Report looks at Central North Sea CO2 storage hub

2012-10-01 06:57 by Anja Reitz

The report sets out a number of possible scenarios for the future of CCS in the Central North Sea and the potential to develop infrastructure and networks to capture, transport and store CO2 from across Scotland, the UK and continental Europe.

It highlights the potential for a Central North Sea Storage Hub to receive and store as much as 100 million tonnes of C02 a year by 2030 and 500 million tonnes a year by 2050 – equivalent to 25 per cent of total EU emissions in 2007 – if all opportunities are effectively exploited.

“The offshore geography of the Central North Sea gives us an unique advantage in developing CCS capabilities which has huge potential for the Scottish economy," said David Rennie, Scottish Enterprise oil and gas, thermal generation and CCS director.

“This new report highlights the scale of the opportunity of CCS and a Central North Sea hub, and the steps needed to exploit this. Much of the infrastructure and skills to develop CCS is already in place in Scotland thanks to our globally renowned oil & gas sector – and the recently launched Oil & Gas Strategy for Scotland has already highlighted CCS as an area of real significance for our existing supply chain."

“The challenge now is to make sure we fully exploit these advantages to develop a reputation for Scotland as a world-leader in this area.”

The study examines the added value of the Central North Sea as a location for CCS – particularly through its affordability, diverse geography and deliverable existing knowledge and capabilities.

This includes the re-use of significant lengths of existing subsea pipelines, offshore platforms for injection to depleted gas fields and the building of new pipelines to link clusters of capture plants in both the power and industrial sectors to the storage assets.

The publication also highlights the potential for Peterhead Port as a key location for the shipment of captured CO2 from other parts of the UK and Europe, and onward transportation to the vast storage sites of the Central North Sea. It contains new figures which estimate that the development of such an import facility could receive 4 million tonnes of CO2 per year and lead to the creation of over 500 jobs.

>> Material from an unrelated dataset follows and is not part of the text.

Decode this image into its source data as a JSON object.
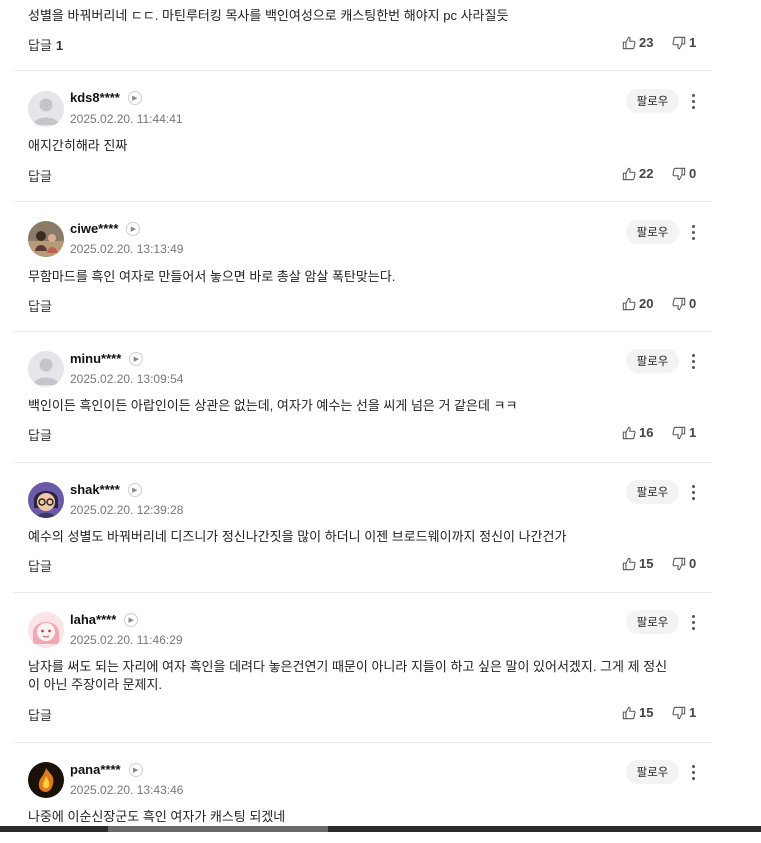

“It’s important to look at what we get for our public support of CCS funding," commented Professor Stuart Haszeldine University of Edinburgh, Scottish Carbon Capture and Storage. "Ideally we want low cost projects now, which help us to keep jobs, and we want projects which can extend rapidly whilst reducing difficulties. The Central North Sea offers all of that security, in well-understood and well-supported industries.”

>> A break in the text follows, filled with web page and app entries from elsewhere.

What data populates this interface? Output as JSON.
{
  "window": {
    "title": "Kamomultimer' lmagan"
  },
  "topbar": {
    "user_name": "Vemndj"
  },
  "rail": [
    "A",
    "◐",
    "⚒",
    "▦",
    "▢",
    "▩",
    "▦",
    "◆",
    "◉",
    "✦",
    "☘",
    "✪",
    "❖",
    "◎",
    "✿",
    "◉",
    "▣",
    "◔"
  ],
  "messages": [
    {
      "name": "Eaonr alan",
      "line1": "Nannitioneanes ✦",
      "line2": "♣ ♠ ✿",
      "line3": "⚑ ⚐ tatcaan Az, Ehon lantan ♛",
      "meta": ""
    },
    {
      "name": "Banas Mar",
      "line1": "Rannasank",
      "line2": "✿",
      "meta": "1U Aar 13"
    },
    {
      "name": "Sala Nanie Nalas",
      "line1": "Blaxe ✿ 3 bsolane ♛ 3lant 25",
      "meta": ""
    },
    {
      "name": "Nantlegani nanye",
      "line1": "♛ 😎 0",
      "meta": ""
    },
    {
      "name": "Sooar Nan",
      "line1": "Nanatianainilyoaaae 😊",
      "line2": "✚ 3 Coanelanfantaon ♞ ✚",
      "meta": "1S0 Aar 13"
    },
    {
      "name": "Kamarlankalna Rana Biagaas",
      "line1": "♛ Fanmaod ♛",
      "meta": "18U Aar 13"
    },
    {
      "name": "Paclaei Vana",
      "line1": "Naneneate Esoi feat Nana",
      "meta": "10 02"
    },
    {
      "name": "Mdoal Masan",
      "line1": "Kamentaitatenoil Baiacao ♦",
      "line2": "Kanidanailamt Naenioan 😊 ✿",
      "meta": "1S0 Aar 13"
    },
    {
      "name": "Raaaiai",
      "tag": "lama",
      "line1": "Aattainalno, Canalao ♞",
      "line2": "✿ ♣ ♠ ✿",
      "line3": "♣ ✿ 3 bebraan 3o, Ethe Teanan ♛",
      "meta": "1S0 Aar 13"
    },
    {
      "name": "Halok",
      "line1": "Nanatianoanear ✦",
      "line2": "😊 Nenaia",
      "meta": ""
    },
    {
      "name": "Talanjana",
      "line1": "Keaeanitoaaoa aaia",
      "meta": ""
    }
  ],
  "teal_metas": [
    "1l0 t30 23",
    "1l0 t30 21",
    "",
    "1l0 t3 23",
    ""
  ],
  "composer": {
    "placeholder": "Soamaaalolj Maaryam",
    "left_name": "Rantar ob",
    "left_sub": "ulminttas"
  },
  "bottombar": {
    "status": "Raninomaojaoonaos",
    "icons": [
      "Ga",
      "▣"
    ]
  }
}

North Sea storage hub report

Scottish Enterprise


Source: Carbon Capture Journal - Projects / Policy, Sep  21  2012

Go back